== Segment start ==

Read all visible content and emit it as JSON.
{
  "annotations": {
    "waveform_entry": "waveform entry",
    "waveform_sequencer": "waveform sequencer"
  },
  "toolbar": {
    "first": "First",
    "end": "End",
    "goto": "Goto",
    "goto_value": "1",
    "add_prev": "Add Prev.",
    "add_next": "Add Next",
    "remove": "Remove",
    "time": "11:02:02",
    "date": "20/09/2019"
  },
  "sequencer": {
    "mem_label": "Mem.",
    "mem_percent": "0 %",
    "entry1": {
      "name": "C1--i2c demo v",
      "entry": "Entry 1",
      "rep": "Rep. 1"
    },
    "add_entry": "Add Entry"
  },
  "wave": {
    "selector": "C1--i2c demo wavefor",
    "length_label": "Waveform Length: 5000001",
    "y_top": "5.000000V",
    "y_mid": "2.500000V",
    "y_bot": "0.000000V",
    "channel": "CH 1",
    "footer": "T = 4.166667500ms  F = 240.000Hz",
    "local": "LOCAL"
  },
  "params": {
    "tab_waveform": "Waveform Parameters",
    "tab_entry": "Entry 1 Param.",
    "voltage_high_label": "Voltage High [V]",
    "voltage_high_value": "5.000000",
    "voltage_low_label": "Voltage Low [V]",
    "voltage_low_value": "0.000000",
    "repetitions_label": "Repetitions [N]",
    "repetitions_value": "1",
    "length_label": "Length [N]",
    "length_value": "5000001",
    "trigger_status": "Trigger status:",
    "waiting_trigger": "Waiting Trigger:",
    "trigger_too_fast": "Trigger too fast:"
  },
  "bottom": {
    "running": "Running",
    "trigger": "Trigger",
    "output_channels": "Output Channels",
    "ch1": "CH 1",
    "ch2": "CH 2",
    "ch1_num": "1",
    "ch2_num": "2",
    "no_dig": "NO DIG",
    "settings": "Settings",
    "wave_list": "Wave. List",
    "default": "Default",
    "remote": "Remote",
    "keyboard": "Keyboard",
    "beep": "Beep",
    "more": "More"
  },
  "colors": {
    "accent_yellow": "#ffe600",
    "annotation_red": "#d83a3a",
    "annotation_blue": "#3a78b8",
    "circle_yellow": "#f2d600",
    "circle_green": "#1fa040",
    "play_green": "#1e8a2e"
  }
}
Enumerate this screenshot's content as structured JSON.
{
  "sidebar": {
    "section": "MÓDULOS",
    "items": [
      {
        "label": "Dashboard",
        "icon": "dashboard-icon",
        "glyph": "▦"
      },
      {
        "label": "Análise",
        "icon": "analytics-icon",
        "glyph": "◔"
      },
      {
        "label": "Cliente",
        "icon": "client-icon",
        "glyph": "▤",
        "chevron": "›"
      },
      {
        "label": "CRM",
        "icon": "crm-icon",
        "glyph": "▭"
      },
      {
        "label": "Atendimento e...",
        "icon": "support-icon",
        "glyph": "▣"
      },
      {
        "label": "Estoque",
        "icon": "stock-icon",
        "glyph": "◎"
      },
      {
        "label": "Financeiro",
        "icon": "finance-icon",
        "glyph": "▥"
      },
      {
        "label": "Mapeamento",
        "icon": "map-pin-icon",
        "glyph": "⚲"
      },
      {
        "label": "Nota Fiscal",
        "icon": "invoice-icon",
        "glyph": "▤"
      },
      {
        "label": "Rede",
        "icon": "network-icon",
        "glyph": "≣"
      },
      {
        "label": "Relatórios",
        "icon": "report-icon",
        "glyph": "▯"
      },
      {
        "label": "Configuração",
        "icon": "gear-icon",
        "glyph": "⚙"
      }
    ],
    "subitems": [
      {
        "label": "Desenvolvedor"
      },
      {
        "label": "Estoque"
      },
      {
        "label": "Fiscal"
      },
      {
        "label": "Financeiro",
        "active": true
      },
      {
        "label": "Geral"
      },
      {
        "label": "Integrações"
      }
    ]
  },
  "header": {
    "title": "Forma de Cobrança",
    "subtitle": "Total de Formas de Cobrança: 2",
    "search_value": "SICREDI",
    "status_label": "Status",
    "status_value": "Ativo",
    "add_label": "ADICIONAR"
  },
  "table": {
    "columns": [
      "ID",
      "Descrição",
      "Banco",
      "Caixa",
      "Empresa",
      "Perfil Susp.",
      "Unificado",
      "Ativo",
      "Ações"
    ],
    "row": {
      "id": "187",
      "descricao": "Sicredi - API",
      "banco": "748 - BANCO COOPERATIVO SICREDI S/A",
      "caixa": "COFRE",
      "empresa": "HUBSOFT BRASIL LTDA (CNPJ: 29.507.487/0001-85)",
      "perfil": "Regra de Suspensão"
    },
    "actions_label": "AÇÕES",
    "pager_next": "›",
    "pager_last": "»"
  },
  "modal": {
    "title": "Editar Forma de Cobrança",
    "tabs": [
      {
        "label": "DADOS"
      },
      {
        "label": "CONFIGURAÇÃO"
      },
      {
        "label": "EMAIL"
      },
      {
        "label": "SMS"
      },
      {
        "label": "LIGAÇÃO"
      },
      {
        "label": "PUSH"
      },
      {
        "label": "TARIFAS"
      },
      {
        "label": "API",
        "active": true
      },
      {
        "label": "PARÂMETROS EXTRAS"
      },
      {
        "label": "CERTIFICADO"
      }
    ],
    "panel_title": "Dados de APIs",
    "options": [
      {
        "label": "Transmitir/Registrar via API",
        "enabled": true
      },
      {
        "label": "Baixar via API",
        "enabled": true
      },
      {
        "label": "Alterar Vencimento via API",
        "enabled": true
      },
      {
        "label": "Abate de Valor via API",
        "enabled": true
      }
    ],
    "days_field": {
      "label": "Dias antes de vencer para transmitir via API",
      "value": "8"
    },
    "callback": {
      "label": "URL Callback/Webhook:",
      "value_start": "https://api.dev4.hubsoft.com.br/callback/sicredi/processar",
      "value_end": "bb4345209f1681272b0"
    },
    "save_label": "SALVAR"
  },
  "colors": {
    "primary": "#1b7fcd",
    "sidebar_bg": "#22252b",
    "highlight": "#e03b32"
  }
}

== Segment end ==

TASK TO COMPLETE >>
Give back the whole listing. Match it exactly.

SOLUTION >>
Read all visible content and emit it as JSON.
{
  "annotations": {
    "waveform_entry": "waveform entry",
    "waveform_sequencer": "waveform sequencer"
  },
  "toolbar": {
    "first": "First",
    "end": "End",
    "goto": "Goto",
    "goto_value": "1",
    "add_prev": "Add Prev.",
    "add_next": "Add Next",
    "remove": "Remove",
    "time": "11:02:02",
    "date": "20/09/2019"
  },
  "sequencer": {
    "mem_label": "Mem.",
    "mem_percent": "0 %",
    "entry1": {
      "name": "C1--i2c demo v",
      "entry": "Entry 1",
      "rep": "Rep. 1"
    },
    "add_entry": "Add Entry"
  },
  "wave": {
    "selector": "C1--i2c demo wavefor",
    "length_label": "Waveform Length: 5000001",
    "y_top": "5.000000V",
    "y_mid": "2.500000V",
    "y_bot": "0.000000V",
    "channel": "CH 1",
    "footer": "T = 4.166667500ms  F = 240.000Hz",
    "local": "LOCAL"
  },
  "params": {
    "tab_waveform": "Waveform Parameters",
    "tab_entry": "Entry 1 Param.",
    "voltage_high_label": "Voltage High [V]",
    "voltage_high_value": "5.000000",
    "voltage_low_label": "Voltage Low [V]",
    "voltage_low_value": "0.000000",
    "repetitions_label": "Repetitions [N]",
    "repetitions_value": "1",
    "length_label": "Length [N]",
    "length_value": "5000001",
    "trigger_status": "Trigger status:",
    "waiting_trigger": "Waiting Trigger:",
    "trigger_too_fast": "Trigger too fast:"
  },
  "bottom": {
    "running": "Running",
    "trigger": "Trigger",
    "output_channels": "Output Channels",
    "ch1": "CH 1",
    "ch2": "CH 2",
    "ch1_num": "1",
    "ch2_num": "2",
    "no_dig": "NO DIG",
    "settings": "Settings",
    "wave_list": "Wave. List",
    "default": "Default",
    "remote": "Remote",
    "keyboard": "Keyboard",
    "beep": "Beep",
    "more": "More"
  },
  "colors": {
    "accent_yellow": "#ffe600",
    "annotation_red": "#d83a3a",
    "annotation_blue": "#3a78b8",
    "circle_yellow": "#f2d600",
    "circle_green": "#1fa040",
    "play_green": "#1e8a2e"
  }
}
Enumerate this screenshot's content as structured JSON.
{
  "sidebar": {
    "section": "MÓDULOS",
    "items": [
      {
        "label": "Dashboard",
        "icon": "dashboard-icon",
        "glyph": "▦"
      },
      {
        "label": "Análise",
        "icon": "analytics-icon",
        "glyph": "◔"
      },
      {
        "label": "Cliente",
        "icon": "client-icon",
        "glyph": "▤",
        "chevron": "›"
      },
      {
        "label": "CRM",
        "icon": "crm-icon",
        "glyph": "▭"
      },
      {
        "label": "Atendimento e...",
        "icon": "support-icon",
        "glyph": "▣"
      },
      {
        "label": "Estoque",
        "icon": "stock-icon",
        "glyph": "◎"
      },
      {
        "label": "Financeiro",
        "icon": "finance-icon",
        "glyph": "▥"
      },
      {
        "label": "Mapeamento",
        "icon": "map-pin-icon",
        "glyph": "⚲"
      },
      {
        "label": "Nota Fiscal",
        "icon": "invoice-icon",
        "glyph": "▤"
      },
      {
        "label": "Rede",
        "icon": "network-icon",
        "glyph": "≣"
      },
      {
        "label": "Relatórios",
        "icon": "report-icon",
        "glyph": "▯"
      },
      {
        "label": "Configuração",
        "icon": "gear-icon",
        "glyph": "⚙"
      }
    ],
    "subitems": [
      {
        "label": "Desenvolvedor"
      },
      {
        "label": "Estoque"
      },
      {
        "label": "Fiscal"
      },
      {
        "label": "Financeiro",
        "active": true
      },
      {
        "label": "Geral"
      },
      {
        "label": "Integrações"
      }
    ]
  },
  "header": {
    "title": "Forma de Cobrança",
    "subtitle": "Total de Formas de Cobrança: 2",
    "search_value": "SICREDI",
    "status_label": "Status",
    "status_value": "Ativo",
    "add_label": "ADICIONAR"
  },
  "table": {
    "columns": [
      "ID",
      "Descrição",
      "Banco",
      "Caixa",
      "Empresa",
      "Perfil Susp.",
      "Unificado",
      "Ativo",
      "Ações"
    ],
    "row": {
      "id": "187",
      "descricao": "Sicredi - API",
      "banco": "748 - BANCO COOPERATIVO SICREDI S/A",
      "caixa": "COFRE",
      "empresa": "HUBSOFT BRASIL LTDA (CNPJ: 29.507.487/0001-85)",
      "perfil": "Regra de Suspensão"
    },
    "actions_label": "AÇÕES",
    "pager_next": "›",
    "pager_last": "»"
  },
  "modal": {
    "title": "Editar Forma de Cobrança",
    "tabs": [
      {
        "label": "DADOS"
      },
      {
        "label": "CONFIGURAÇÃO"
      },
      {
        "label": "EMAIL"
      },
      {
        "label": "SMS"
      },
      {
        "label": "LIGAÇÃO"
      },
      {
        "label": "PUSH"
      },
      {
        "label": "TARIFAS"
      },
      {
        "label": "API",
        "active": true
      },
      {
        "label": "PARÂMETROS EXTRAS"
      },
      {
        "label": "CERTIFICADO"
      }
    ],
    "panel_title": "Dados de APIs",
    "options": [
      {
        "label": "Transmitir/Registrar via API",
        "enabled": true
      },
      {
        "label": "Baixar via API",
        "enabled": true
      },
      {
        "label": "Alterar Vencimento via API",
        "enabled": true
      },
      {
        "label": "Abate de Valor via API",
        "enabled": true
      }
    ],
    "days_field": {
      "label": "Dias antes de vencer para transmitir via API",
      "value": "8"
    },
    "callback": {
      "label": "URL Callback/Webhook:",
      "value_start": "https://api.dev4.hubsoft.com.br/callback/sicredi/processar",
      "value_end": "bb4345209f1681272b0"
    },
    "save_label": "SALVAR"
  },
  "colors": {
    "primary": "#1b7fcd",
    "sidebar_bg": "#22252b",
    "highlight": "#e03b32"
  }
}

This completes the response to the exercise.